Make sure your elbow is bent 90 degrees so you're rowing to your ribs rather than your armpits.

Rep using the dumbbell in your left hand this time.
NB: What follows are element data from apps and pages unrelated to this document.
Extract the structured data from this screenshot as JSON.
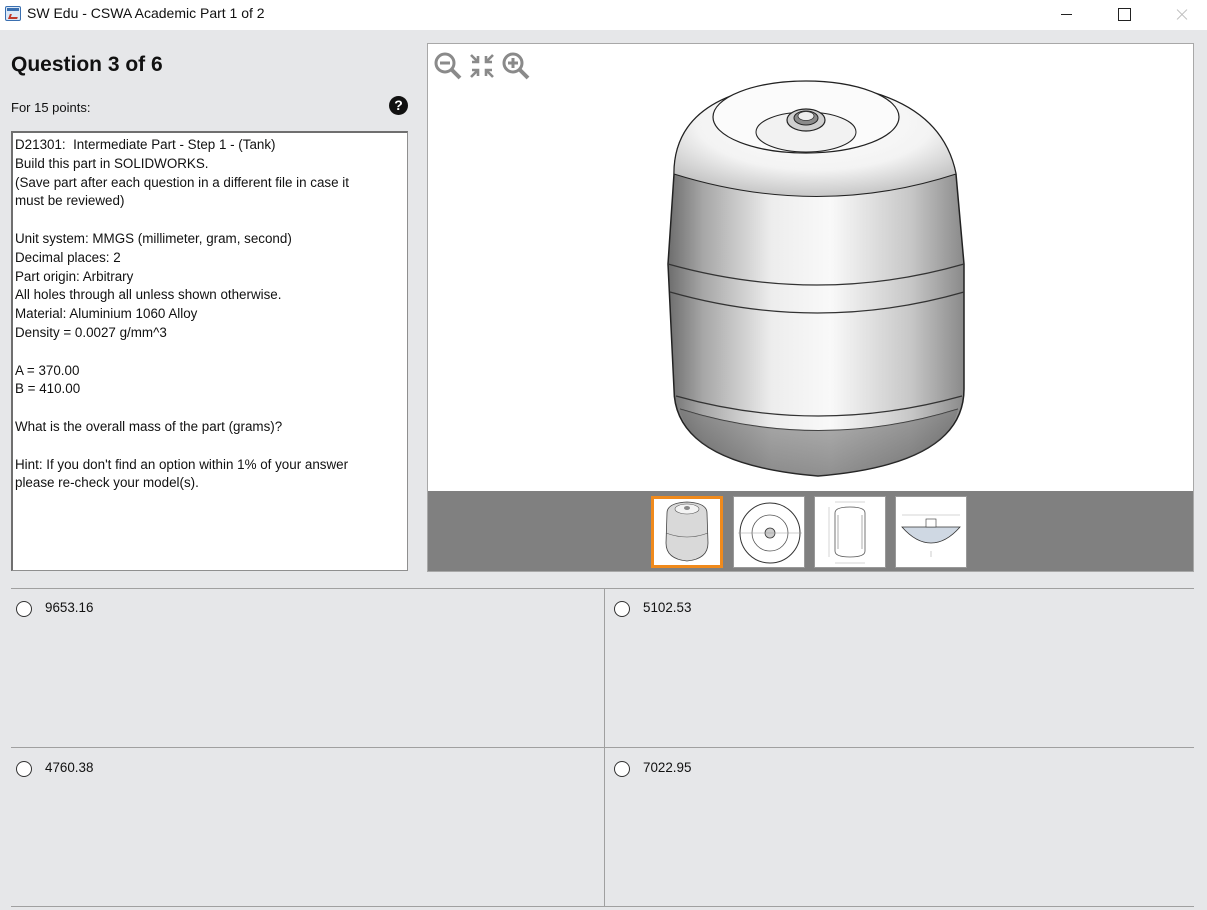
{
  "window": {
    "title": "SW Edu - CSWA Academic Part 1 of 2"
  },
  "question": {
    "header": "Question 3 of 6",
    "points": "For 15 points:",
    "help_glyph": "?",
    "body": "D21301:  Intermediate Part - Step 1 - (Tank)\nBuild this part in SOLIDWORKS.\n(Save part after each question in a different file in case it\nmust be reviewed)\n\nUnit system: MMGS (millimeter, gram, second)\nDecimal places: 2\nPart origin: Arbitrary\nAll holes through all unless shown otherwise.\nMaterial: Aluminium 1060 Alloy\nDensity = 0.0027 g/mm^3\n\nA = 370.00\nB = 410.00\n\nWhat is the overall mass of the part (grams)?\n\nHint: If you don't find an option within 1% of your answer\nplease re-check your model(s)."
  },
  "viewer": {
    "tools": [
      "zoom-out-icon",
      "fit-view-icon",
      "zoom-in-icon"
    ],
    "thumbnails": [
      {
        "icon": "tank-isometric-thumbnail",
        "selected": true
      },
      {
        "icon": "tank-top-view-thumbnail",
        "selected": false
      },
      {
        "icon": "tank-section-drawing-thumbnail",
        "selected": false
      },
      {
        "icon": "tank-detail-drawing-thumbnail",
        "selected": false
      }
    ],
    "colors": {
      "selected_border": "#f08a1c",
      "strip": "#808080"
    }
  },
  "answers": [
    {
      "id": "a",
      "label": "9653.16"
    },
    {
      "id": "b",
      "label": "5102.53"
    },
    {
      "id": "c",
      "label": "4760.38"
    },
    {
      "id": "d",
      "label": "7022.95"
    }
  ]
}
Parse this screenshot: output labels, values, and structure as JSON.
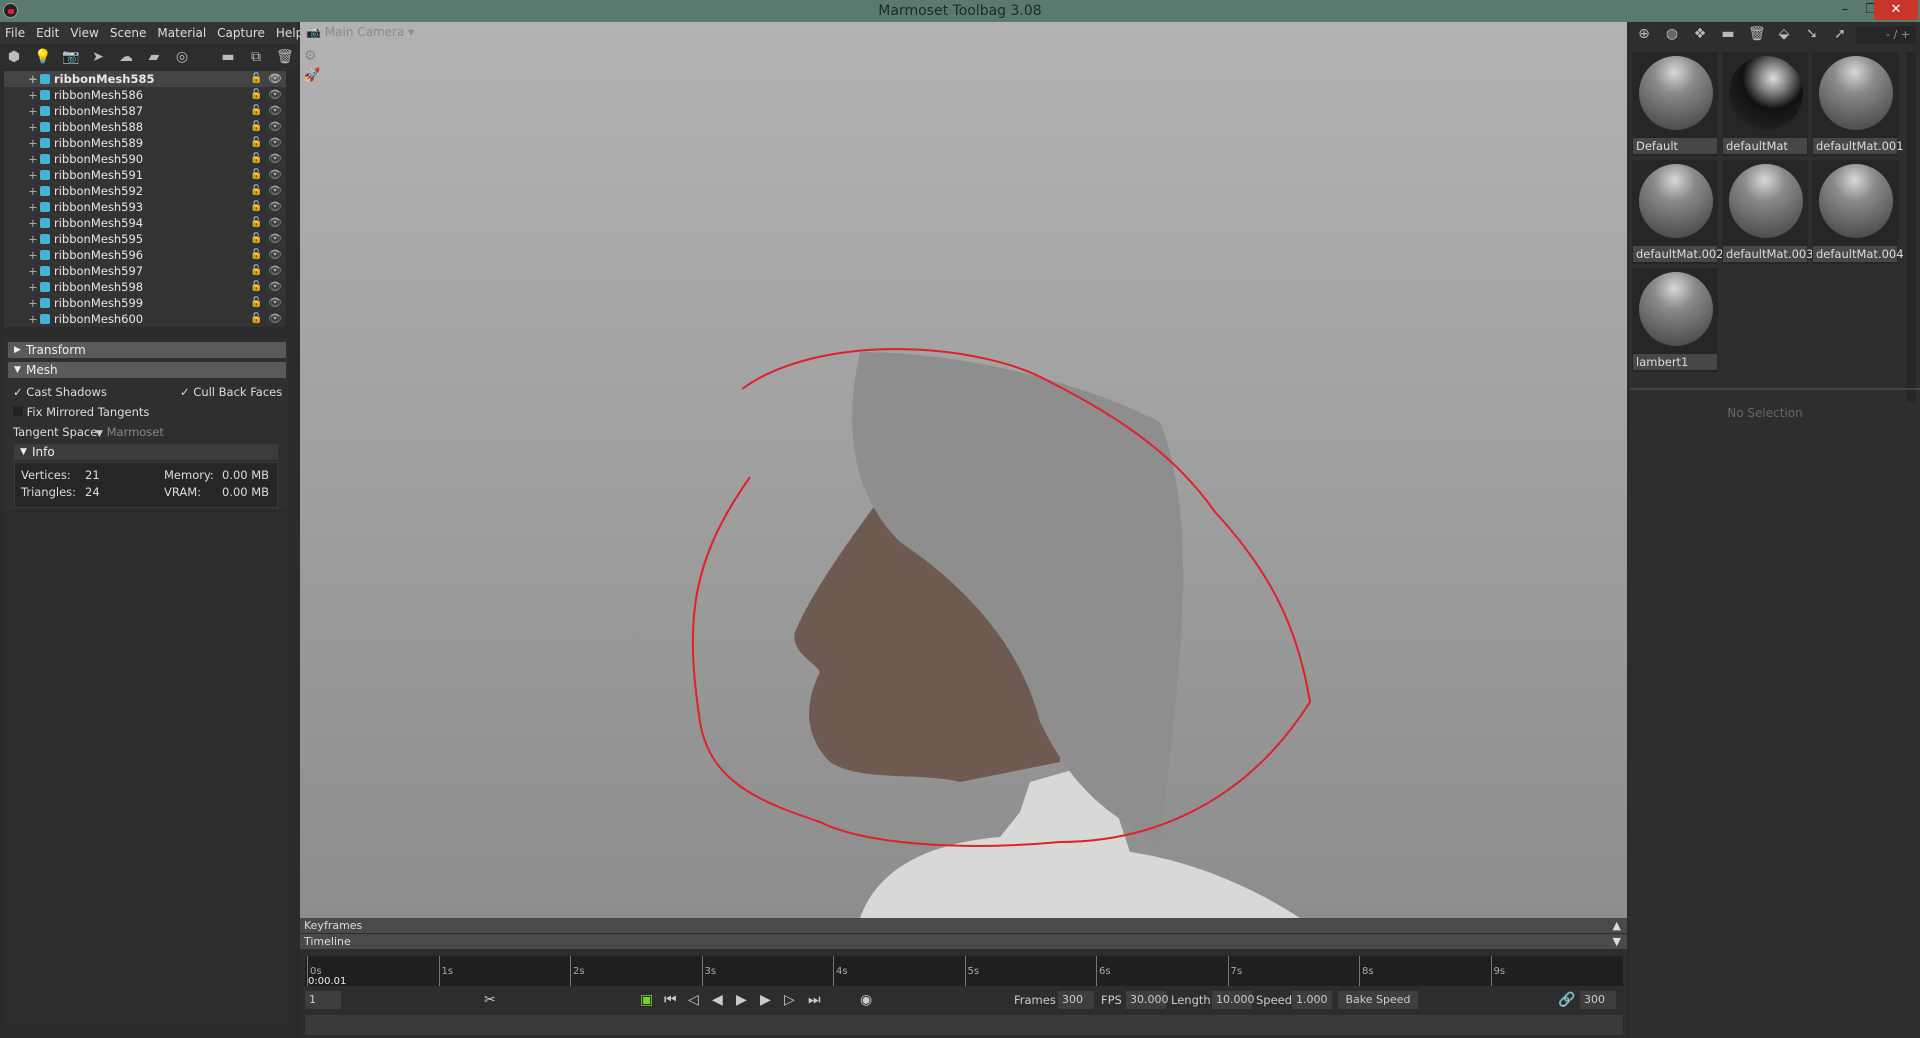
{
  "window": {
    "title": "Marmoset Toolbag 3.08"
  },
  "menu": [
    "File",
    "Edit",
    "View",
    "Scene",
    "Material",
    "Capture",
    "Help"
  ],
  "outliner": {
    "items": [
      "ribbonMesh585",
      "ribbonMesh586",
      "ribbonMesh587",
      "ribbonMesh588",
      "ribbonMesh589",
      "ribbonMesh590",
      "ribbonMesh591",
      "ribbonMesh592",
      "ribbonMesh593",
      "ribbonMesh594",
      "ribbonMesh595",
      "ribbonMesh596",
      "ribbonMesh597",
      "ribbonMesh598",
      "ribbonMesh599",
      "ribbonMesh600"
    ],
    "selected": "ribbonMesh585"
  },
  "properties": {
    "transform": "Transform",
    "mesh": "Mesh",
    "cast_shadows": "Cast Shadows",
    "cull_back_faces": "Cull Back Faces",
    "fix_mirrored": "Fix Mirrored Tangents",
    "tangent_space_label": "Tangent Space",
    "tangent_space_value": "Marmoset",
    "info": "Info",
    "vertices_label": "Vertices:",
    "vertices": "21",
    "triangles_label": "Triangles:",
    "triangles": "24",
    "memory_label": "Memory:",
    "memory": "0.00 MB",
    "vram_label": "VRAM:",
    "vram": "0.00 MB"
  },
  "viewport": {
    "camera": "Main Camera",
    "lasso_color": "#e0202a"
  },
  "timeline": {
    "keyframes": "Keyframes",
    "timeline": "Timeline",
    "ticks": [
      "0s",
      "1s",
      "2s",
      "3s",
      "4s",
      "5s",
      "6s",
      "7s",
      "8s",
      "9s"
    ],
    "current_time": "0:00.01",
    "frame": "1",
    "frames_label": "Frames",
    "frames": "300",
    "fps_label": "FPS",
    "fps": "30.000",
    "length_label": "Length",
    "length": "10.000",
    "speed_label": "Speed",
    "speed": "1.000",
    "bake_speed": "Bake Speed",
    "end_frame": "300"
  },
  "materials": {
    "items": [
      "Default",
      "defaultMat",
      "defaultMat.001",
      "defaultMat.002",
      "defaultMat.003",
      "defaultMat.004",
      "lambert1"
    ],
    "page": "- / +",
    "no_selection": "No Selection"
  }
}
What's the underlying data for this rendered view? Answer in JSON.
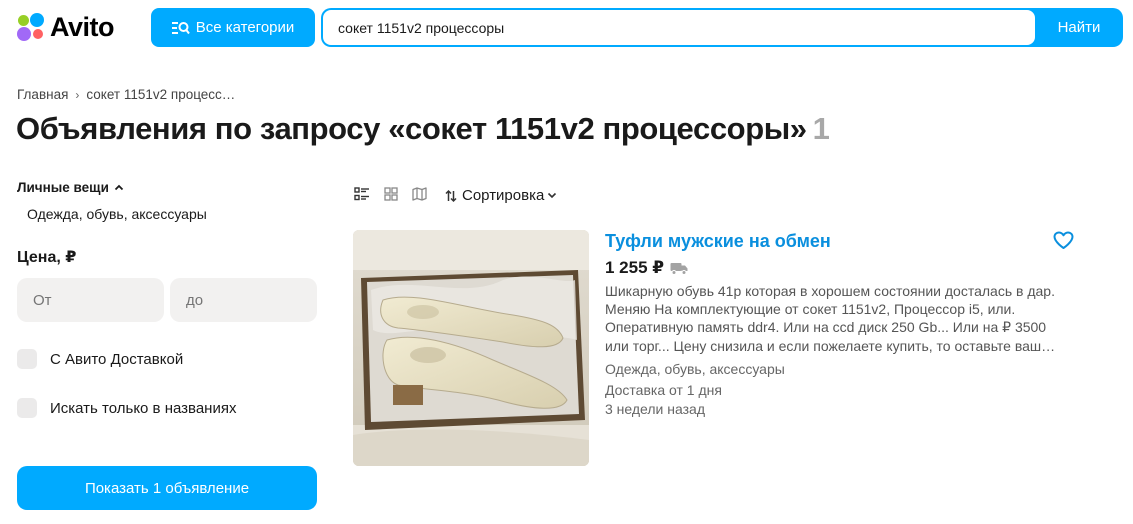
{
  "header": {
    "logo_text": "Avito",
    "categories_button": "Все категории",
    "search_value": "сокет 1151v2 процессоры",
    "search_button": "Найти",
    "accent_color": "#00aaff"
  },
  "breadcrumb": {
    "home": "Главная",
    "current": "сокет 1151v2 процесс…"
  },
  "title": {
    "text": "Объявления по запросу «сокет 1151v2 процессоры»",
    "count": "1"
  },
  "filters": {
    "category": "Личные вещи",
    "subcategory": "Одежда, обувь, аксессуары",
    "price_label": "Цена, ₽",
    "price_from_placeholder": "От",
    "price_to_placeholder": "до",
    "delivery_checkbox": "С Авито Доставкой",
    "title_only_checkbox": "Искать только в названиях",
    "show_button": "Показать 1 объявление"
  },
  "view": {
    "sort_label": "Сортировка"
  },
  "listing": {
    "title": "Туфли мужские на обмен",
    "price": "1 255 ₽",
    "description_lines": [
      "Шикарную обувь 41р которая в хорошем состоянии досталась в дар.",
      "Меняю На комплектующие от сокет 1151v2, Процессор i5, или.",
      "Оперативную память ddr4. Или на ccd диск 250 Gb... Или на ₽ 3500",
      "или торг... Цену снизила и если пожелаете купить, то оставьте ваш…"
    ],
    "category": "Одежда, обувь, аксессуары",
    "delivery": "Доставка от 1 дня",
    "posted": "3 недели назад",
    "title_color": "#0a8fde"
  }
}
Alternate sides as needed.

4. Curl of Dumbbell Biceps

Stand with your feet hip-width apart and a pair of dumbbells by your sides, palms facing front, at arm's length.

Curl the weights toward your shoulders while keeping your core engaged and elbows at your sides.

Swaying your body is not a good idea.

Return to the beginning position by pausing and carefully lowering the weights.

5. Dumbbell Row In The Upright Position

Hold a pair of dumbbells at arm's length in front of your thighs, palms facing you, while standing tall.

Lift the dumbbells until your elbows reach shoulder height, keeping your core engaged, back straight, and weights close to your body.

Return to the beginning position by pausing and then reversing the movement.

6. Curl Of Zottman

Curl the weights toward your shoulders while keeping your elbows tucked and locked by your sides.

Turn the dumbbells around 180 degrees so that your hands are facing down.

Return to the starting position by lowering the weights to your sides and flipping your grip (to underhand).

What Is A Good Schedule For Push/Pull Days?

Combining leg and core movements and alternating between the three types of workouts is one method to develop a push/pull training regimen that targets the entire body.

As an example, consider the following weekly training schedule:

  • Monday's workout is a push day.
  • Tuesday is pull day at the gym.
  • Wednesday's workout focuses on the legs and core.
  • Thursday's workout is a push.
  • Pull-day exercise on Friday
  • Saturday's workout will focus on the legs and core.
  • Sunday: Take it easy.

It's also OK if you want to take a mid-week rest day or mix core or leg work with your push and pull days.

Make sure you do your push and pull workouts on different days.

Frequently Asked Questions (FAQ)

Are lunges push or pull?

Squats, lunges, and leg presses are all pushes for your legs, but deadlift variations, glute bridges, and back extensions are all pulls.

Is hyperextension push or pull?

Lower-body pull exercises are sometimes referred to as hip- and hamstring-dominant exercises because they primarily use the glutes and hamstrings.
Deadlifts and hyperextensions are examples of these exercises.

Is 100 pull-ups a day good?

It's worth noting that doing 100 reps of any bodyweight exercise every day for a month without providing time for rest and recuperation will wear you out, and that you won't notice substantial gains unless you add progression to your exercises.